  • Mint: If you’re afraid that your fish still has a hint of its strong flavor, using mint can save your dish. It will cut through any of the lingering unpleasant flavors and give the fish a satisfying tang. However, be careful not to overuse it.
  • Sage: Its beautiful aroma and earthy flavor make it an excellent herb to use when cooking fish. However, you must use it sparingly since it can easily overpower a dish. Also, use Sage only if you’re sure you’ll finish the dish after it’s cooked since storing it in the fridge will intensify its flavors.

Frequently Asked Questions

How to Determine if a Fish is Fresh?

According to the FDA, a fresh fish has clear, bulging eyes and firm, shiny skin that bounces back after being pressed down. Fresh fish always smells mild – never sour or ammonia-like.

What is the Best Way to Cook Fish?

Quickly. If you don’t have a thermometer, you can cut into the fish when cooking to see how it looks. If its opaque color has disappeared, then the fish is cooked.

Why Should I Eat Fish?

Besides offering protection from cardiovascular disease and keeping your bones strong, eating fish can help prevent the development of atopic conditions and cancer. The British Nutrition Foundation details the numerous benefits of eating fish.

6 Tips for Cooking Fish (so it Actually Tastes Good!)

The Takeaway

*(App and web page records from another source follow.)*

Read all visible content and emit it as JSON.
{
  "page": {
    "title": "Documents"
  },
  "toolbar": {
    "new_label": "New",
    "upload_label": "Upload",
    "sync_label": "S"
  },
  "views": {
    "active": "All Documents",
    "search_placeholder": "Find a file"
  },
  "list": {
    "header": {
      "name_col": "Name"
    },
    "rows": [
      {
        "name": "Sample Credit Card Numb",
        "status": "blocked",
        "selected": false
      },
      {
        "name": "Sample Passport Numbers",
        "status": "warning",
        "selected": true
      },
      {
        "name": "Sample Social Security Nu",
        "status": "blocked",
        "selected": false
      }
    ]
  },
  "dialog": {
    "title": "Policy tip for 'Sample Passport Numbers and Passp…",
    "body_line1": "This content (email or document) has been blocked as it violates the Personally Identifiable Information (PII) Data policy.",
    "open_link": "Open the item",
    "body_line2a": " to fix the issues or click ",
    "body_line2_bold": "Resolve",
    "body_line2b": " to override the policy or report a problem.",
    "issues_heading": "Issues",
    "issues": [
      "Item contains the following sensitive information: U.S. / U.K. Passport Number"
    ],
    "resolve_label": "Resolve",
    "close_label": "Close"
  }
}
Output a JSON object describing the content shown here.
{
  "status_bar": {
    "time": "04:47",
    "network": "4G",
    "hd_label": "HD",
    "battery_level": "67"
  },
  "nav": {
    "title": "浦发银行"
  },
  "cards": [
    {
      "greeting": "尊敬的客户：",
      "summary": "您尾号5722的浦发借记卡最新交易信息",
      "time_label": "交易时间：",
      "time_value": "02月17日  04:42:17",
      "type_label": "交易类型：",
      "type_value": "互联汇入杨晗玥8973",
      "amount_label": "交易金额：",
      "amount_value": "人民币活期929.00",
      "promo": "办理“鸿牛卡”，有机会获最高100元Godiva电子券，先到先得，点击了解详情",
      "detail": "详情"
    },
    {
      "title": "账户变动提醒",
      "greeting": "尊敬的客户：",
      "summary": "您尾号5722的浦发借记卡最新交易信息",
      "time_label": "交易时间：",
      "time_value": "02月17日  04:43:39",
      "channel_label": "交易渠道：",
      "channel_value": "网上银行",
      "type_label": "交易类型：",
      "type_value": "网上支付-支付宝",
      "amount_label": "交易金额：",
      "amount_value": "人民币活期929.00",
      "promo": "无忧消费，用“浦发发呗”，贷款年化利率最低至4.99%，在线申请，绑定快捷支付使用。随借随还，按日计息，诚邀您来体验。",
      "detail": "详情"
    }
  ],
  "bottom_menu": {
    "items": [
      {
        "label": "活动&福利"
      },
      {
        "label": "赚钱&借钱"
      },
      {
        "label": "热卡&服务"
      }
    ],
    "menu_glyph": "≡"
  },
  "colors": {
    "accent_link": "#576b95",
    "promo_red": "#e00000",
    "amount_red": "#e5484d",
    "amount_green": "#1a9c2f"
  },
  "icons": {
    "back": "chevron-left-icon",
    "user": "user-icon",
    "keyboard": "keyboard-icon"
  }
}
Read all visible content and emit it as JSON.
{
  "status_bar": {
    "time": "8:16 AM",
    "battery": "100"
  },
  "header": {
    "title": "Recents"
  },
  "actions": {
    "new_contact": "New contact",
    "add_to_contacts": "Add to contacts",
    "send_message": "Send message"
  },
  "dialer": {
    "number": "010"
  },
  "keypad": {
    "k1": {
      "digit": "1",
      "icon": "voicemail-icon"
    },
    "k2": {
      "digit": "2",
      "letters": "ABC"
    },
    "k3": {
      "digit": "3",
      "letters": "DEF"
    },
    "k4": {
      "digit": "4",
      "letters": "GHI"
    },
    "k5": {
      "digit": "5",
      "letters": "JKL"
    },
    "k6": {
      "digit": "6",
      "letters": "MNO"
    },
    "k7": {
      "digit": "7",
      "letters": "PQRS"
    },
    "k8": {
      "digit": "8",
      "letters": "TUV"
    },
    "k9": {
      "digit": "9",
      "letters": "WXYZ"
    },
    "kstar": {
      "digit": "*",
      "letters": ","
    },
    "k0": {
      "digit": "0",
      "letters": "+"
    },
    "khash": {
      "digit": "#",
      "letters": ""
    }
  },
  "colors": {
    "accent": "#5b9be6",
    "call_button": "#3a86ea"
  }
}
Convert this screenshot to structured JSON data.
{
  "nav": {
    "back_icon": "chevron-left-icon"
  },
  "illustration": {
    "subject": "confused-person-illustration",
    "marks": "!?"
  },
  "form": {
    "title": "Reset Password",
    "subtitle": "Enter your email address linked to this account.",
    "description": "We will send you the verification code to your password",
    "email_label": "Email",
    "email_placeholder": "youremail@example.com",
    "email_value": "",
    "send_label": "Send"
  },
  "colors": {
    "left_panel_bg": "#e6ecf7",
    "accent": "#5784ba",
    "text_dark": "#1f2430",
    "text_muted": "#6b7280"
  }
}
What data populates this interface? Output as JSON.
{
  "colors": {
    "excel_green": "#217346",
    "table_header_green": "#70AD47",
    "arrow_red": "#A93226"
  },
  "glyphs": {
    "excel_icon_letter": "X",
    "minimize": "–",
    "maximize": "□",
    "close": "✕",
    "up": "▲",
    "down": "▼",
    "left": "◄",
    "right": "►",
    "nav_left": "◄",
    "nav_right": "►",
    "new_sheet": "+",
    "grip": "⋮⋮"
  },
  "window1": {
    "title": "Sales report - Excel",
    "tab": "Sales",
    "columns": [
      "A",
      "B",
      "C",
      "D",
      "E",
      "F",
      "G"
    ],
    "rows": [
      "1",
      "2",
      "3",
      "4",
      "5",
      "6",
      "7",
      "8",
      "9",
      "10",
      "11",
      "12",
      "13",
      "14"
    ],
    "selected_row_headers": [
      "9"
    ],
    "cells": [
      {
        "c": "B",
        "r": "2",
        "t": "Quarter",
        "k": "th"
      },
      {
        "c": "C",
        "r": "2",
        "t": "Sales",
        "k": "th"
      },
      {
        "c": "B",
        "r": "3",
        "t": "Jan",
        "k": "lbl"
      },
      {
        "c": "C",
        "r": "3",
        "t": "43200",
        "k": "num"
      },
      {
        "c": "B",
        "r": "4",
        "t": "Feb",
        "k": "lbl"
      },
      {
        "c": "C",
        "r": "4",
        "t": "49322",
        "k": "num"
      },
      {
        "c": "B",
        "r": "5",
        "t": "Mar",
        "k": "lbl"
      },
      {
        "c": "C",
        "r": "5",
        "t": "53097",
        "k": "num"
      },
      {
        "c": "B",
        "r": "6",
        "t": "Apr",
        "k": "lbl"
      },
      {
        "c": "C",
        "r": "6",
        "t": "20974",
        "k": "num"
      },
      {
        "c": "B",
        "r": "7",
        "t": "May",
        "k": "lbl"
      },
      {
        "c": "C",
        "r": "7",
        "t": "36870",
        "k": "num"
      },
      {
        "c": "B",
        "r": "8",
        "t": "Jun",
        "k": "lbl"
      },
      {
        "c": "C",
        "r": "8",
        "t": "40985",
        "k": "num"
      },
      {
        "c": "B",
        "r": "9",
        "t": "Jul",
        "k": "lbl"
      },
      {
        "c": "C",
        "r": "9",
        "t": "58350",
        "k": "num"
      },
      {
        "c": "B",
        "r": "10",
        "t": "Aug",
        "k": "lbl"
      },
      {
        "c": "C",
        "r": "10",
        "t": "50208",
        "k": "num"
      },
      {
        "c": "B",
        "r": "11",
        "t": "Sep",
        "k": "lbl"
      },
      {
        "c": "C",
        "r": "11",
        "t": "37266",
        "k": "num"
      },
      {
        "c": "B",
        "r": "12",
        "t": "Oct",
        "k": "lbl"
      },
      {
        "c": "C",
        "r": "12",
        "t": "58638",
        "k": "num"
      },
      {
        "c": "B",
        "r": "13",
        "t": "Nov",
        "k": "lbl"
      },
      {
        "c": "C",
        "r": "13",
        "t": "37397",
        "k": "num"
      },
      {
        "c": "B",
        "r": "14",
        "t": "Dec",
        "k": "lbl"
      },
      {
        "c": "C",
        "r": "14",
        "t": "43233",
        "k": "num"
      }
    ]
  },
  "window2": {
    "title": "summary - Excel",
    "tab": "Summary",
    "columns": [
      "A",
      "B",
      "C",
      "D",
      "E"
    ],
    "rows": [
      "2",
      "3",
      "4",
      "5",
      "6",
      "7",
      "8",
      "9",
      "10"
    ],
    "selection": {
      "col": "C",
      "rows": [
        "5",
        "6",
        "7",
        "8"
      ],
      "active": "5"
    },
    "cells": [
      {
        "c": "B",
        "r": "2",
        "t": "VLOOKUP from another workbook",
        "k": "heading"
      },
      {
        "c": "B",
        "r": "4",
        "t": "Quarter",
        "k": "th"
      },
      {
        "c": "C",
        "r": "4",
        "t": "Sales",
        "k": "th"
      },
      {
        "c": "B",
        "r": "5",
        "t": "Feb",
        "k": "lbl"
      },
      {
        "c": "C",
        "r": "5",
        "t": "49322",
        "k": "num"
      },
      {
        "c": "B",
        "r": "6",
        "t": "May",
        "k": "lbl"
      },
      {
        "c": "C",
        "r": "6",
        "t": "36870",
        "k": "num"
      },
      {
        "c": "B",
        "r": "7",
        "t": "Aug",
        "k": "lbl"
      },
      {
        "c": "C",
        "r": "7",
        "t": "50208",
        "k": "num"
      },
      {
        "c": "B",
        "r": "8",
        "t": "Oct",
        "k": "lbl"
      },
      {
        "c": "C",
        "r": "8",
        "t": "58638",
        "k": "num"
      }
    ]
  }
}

Making fish taste good is easy: always buy white fish, use lemon if you can, and find out which herbs complement your dish.

After finishing up in the kitchen, enjoy your fish with cold margaritas or cucumber coolers.

Nathaniel Lee is an avid cook, drawing on his decades of home cooking and fine dining experience. He is a contributing chef at Mashed, and his recipes and contributions have been featured in Tasting Table, Edible Arrangements, Insanely Good Recipes, and The Daily Meal.